What makes Dear Heather tick are the ladies who look back: longtime co-composer/producer Sharon Robinson and producer-engineer Leanne Ungar, as well as occasional co-lead vocalist Anjani Thomas, who open up the arrangements from the often repetitive Casio-lounge feel of 2001's Ten New Songs. Sometimes their work evokes wood paneling and tip jars ("Go No More A-Roving," with words by another famous poet, Lord Byron); sometimes it's stark (the spoken-with-piano "Villanelle for Our Time"); sometimes subdued and trip-hoppy ("The Letters"). But given how monochromatic Cohen tends to be, the jumbled feel works in Dear Heather's favor.

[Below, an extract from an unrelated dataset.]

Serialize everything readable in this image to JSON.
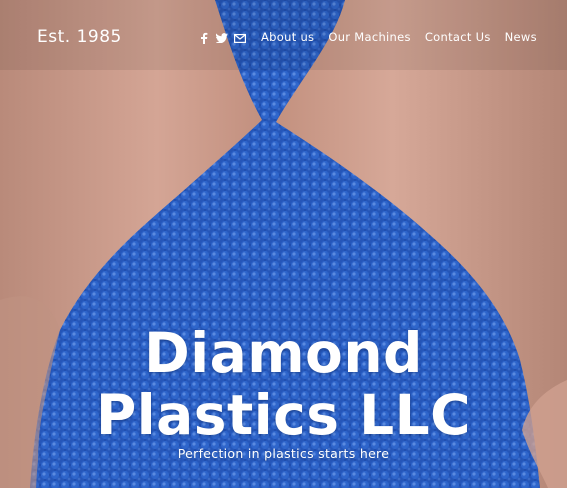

prev
Album Review Main Next

ADD A COMMENT

Community Guidelines »
loading comments

loading comments...

COMMENTS

Sort by:
    Read More
    Around the Web
    Powered By ZergNet
    Daily Newsletter

    Get the latest RS news in your inbox.

    Sign up to receive the Rolling Stone newsletter and special offers from RS and its
    marketing partners.

    X

    We may use your e-mail address to send you the newsletter and offers that may interest you, on behalf of Rolling Stone and its partners. For more information please read our Privacy Policy.

    Song Stories

    “Nightshift”

    The Commodores | 1984

    The year after soul legends Marvin Gaye and Jackie Wilson died, songwriter Dennis Lambert asked members of the Commodores to give him a tape of ideas. "And the one from Walter Orange has this wonderful bass line," said co-writer Franne Golde. "Plus the lyric, 'Marvin, he was a friend of mine' ... Within 10 minutes, we had decided it should be something like a modern R&B version of 'Rock 'n' Roll Heaven,' and I just said, 'Nightshift.'" This tribute to the recently deceased musicians was the band's only hit without Lionel Richie, who had left for a solo career.

    More Song Stories entries »
    www.expandtheroom.com